Washington Post wins four Pulitzers

2010-04-12 22:16

New York - The Washington Post on Monday won four Pulitzer Prizes, and The New York Times won two of the awards, the most prestigious in US journalism.

The Post won for international reporting, feature writing, commentary and criticism. The Times won for national reporting and explanatory reporting.

The Pulitzers are given out annually by Columbia University on the recommendation of a board of distinguished journalists and others. Each award carries a $10 000 prize except for the public service award, which is a gold medal.

ProPublica, a non-profit investigative-journalism service, won one of two Pulitzers awarded for investigative reporting for a story on the life-and-death decisions made by doctors at a New Orleans hospital during Hurricane Katrina. The story was a collaboration with The New York Times Magazine.

The other prize for investigative reporting went to the Philadelphia Daily News for exposing a rogue police narcotics squad.

Breaking news

The Seattle Times staff was honoured in the breaking news category for its coverage of the shooting deaths of four police officers in a coffee shop. The Pulitzer for local reporting went to the Milwaukee Journal Sentinel for a series of stories on fraud and abuse in a child-care program for poor working parents.

The Herald Courier of Bristol, Virginia, won the Pulitzer Prize for public service on Monday for reporting on the mismanagement of natural gas royalties owed to thousands of landowners in Virginia. Daniel Gilbert's reporting on natural gas royalties led lawmakers to take corrective action.

The Dallas Morning News won for editorial writing.

Mark Fiore, whose animated cartoons appear on the San Francisco Chronicle Web site,, was honoured for editorial cartooning.


The Des Moines Register won for breaking-news photography for capturing a rescuer trying to save a woman trapped beneath a dam, and the Denver Post was honoured for feature photography for a portrait of a teenager who joined the army at the height of insurgent violence in Iraq.

The Washington Post's award for international reporting went to Anthony Shadid for what the Pulitzer board called "his rich, beautifully written series" on Iraq as the US military gets ready to withdraw. The newspaper's Gene Weingarten won in feature writing for a piece on parents who accidentally kill their children by leaving them in cars.

The Post also won in commentary for Kathleen Parker's witty columns on political and moral issues, and in criticism, for Sarah Kaufman's writing on dance.
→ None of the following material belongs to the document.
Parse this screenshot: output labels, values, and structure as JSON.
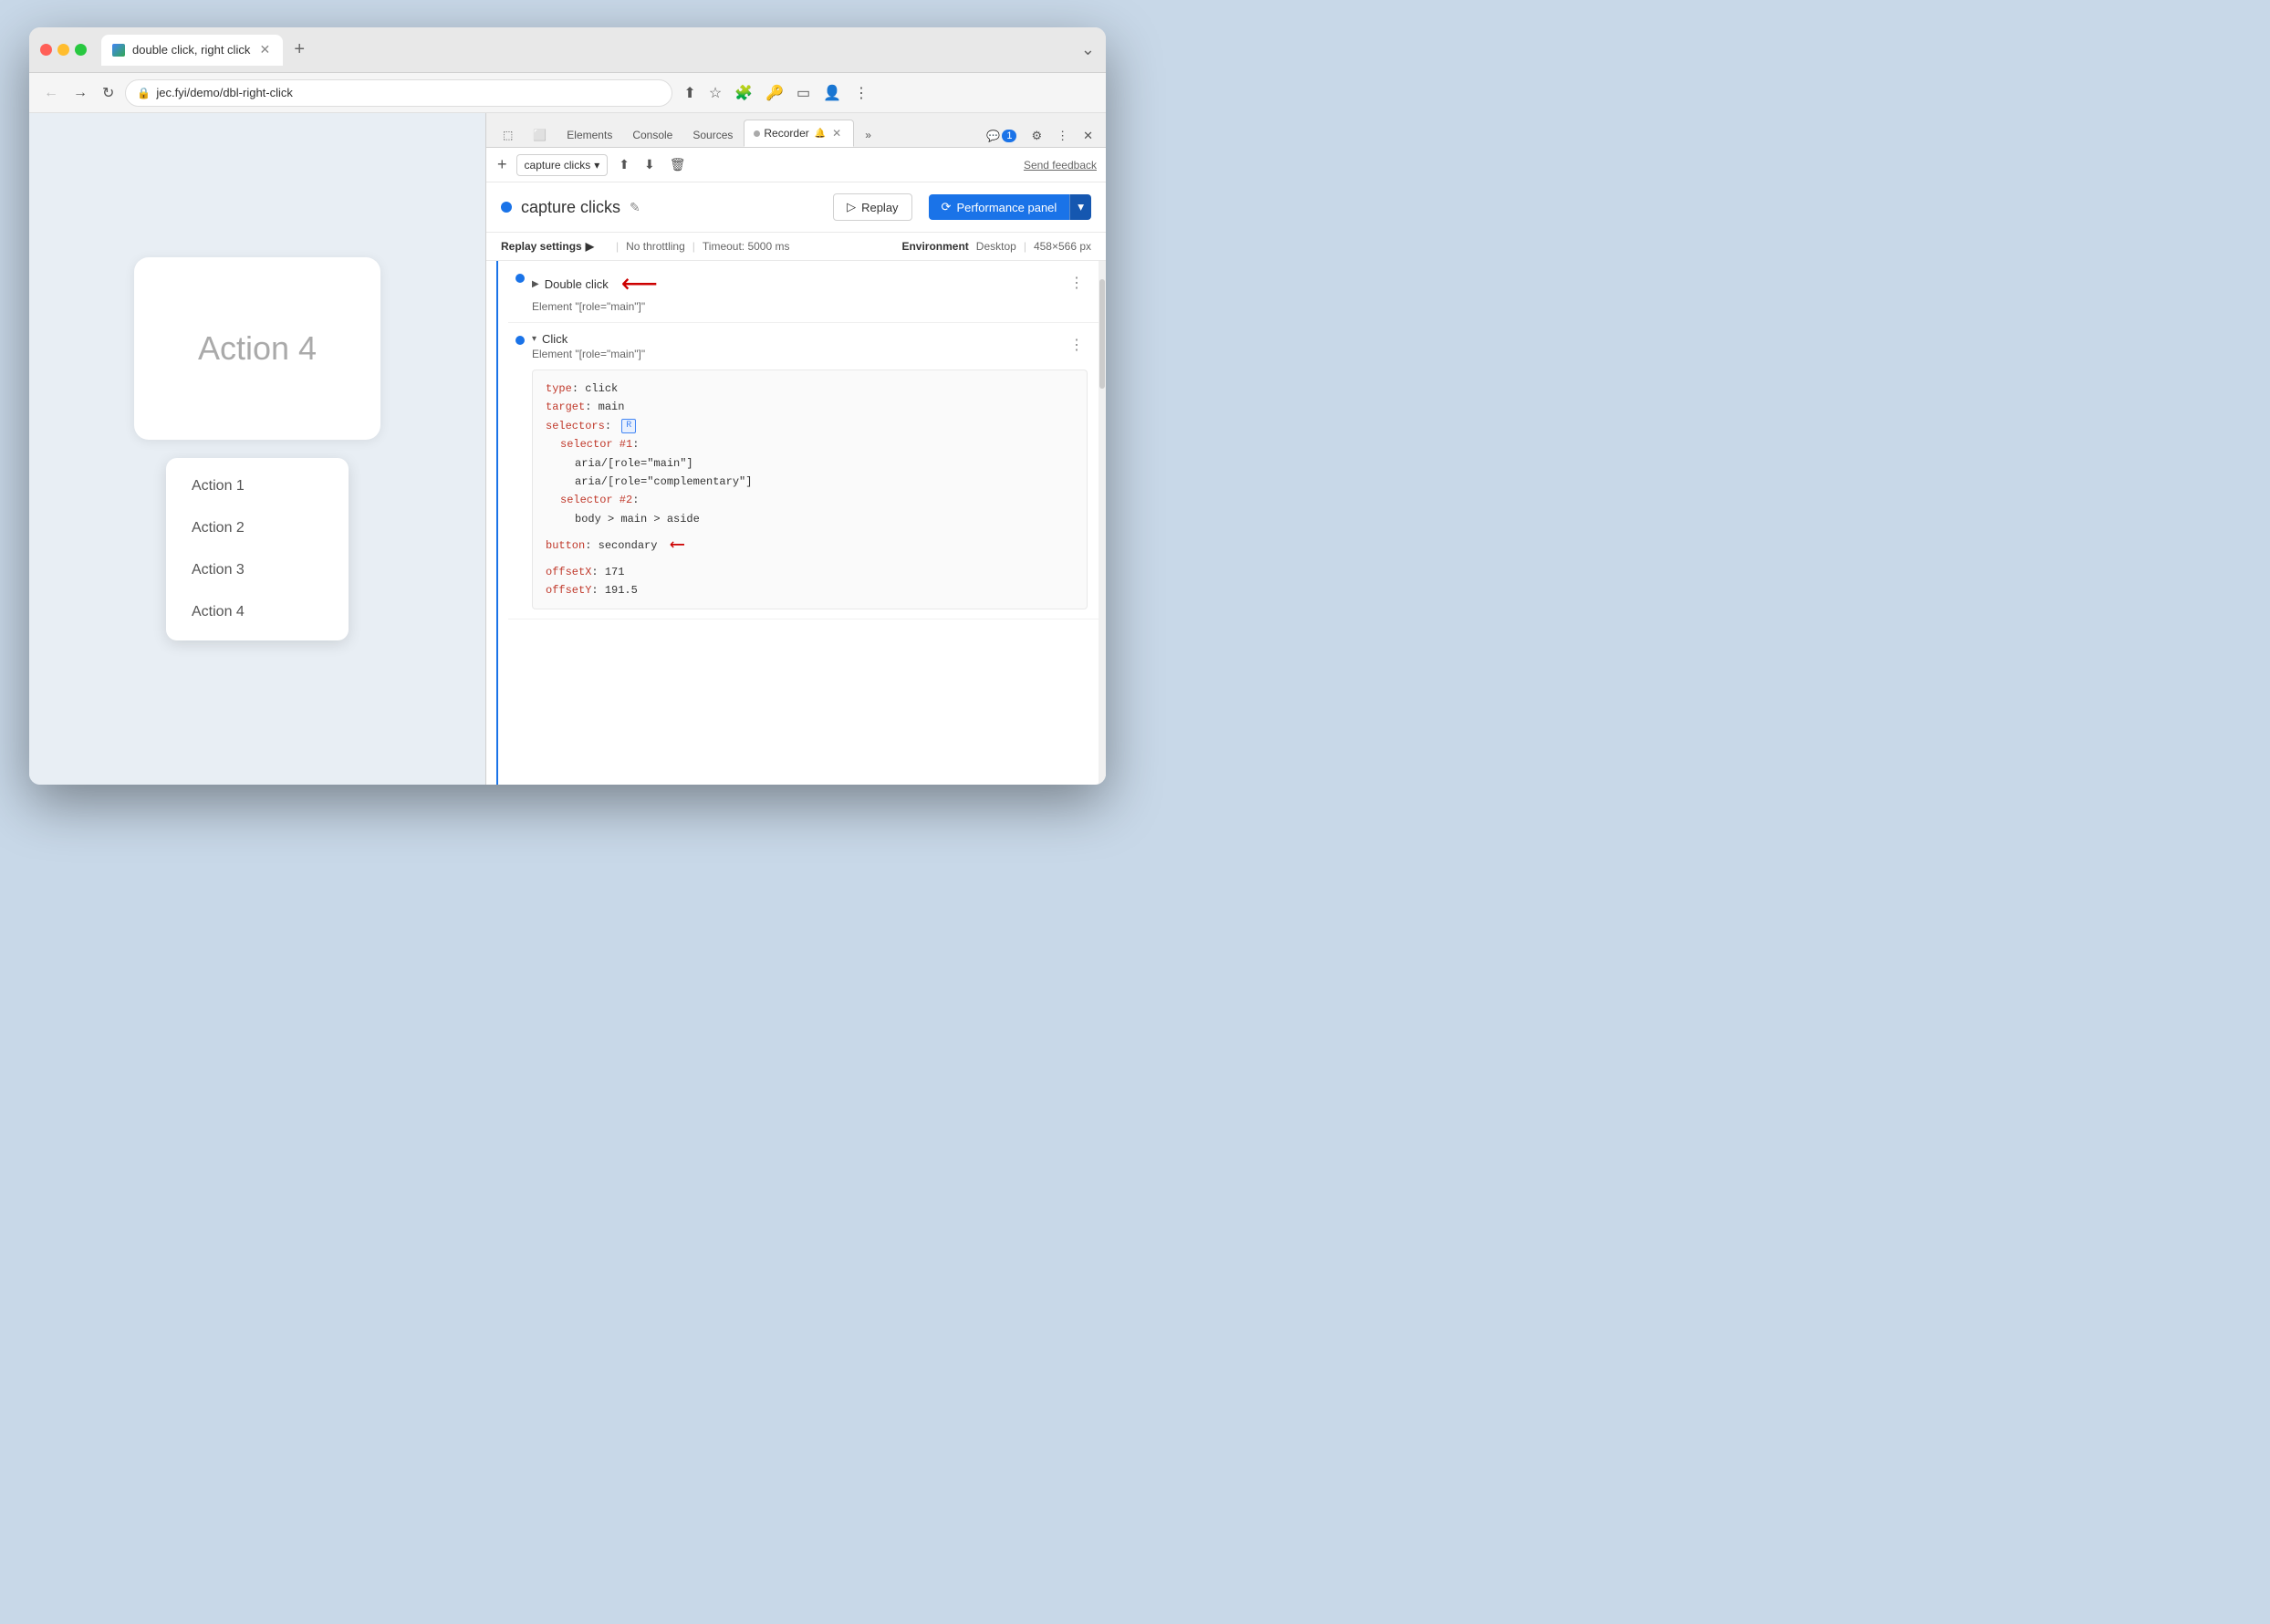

The New York Times won for national reporting for a series of stories in print and online on distracted driving, and for explanatory reporting for exposing defects in federal food-safety regulations.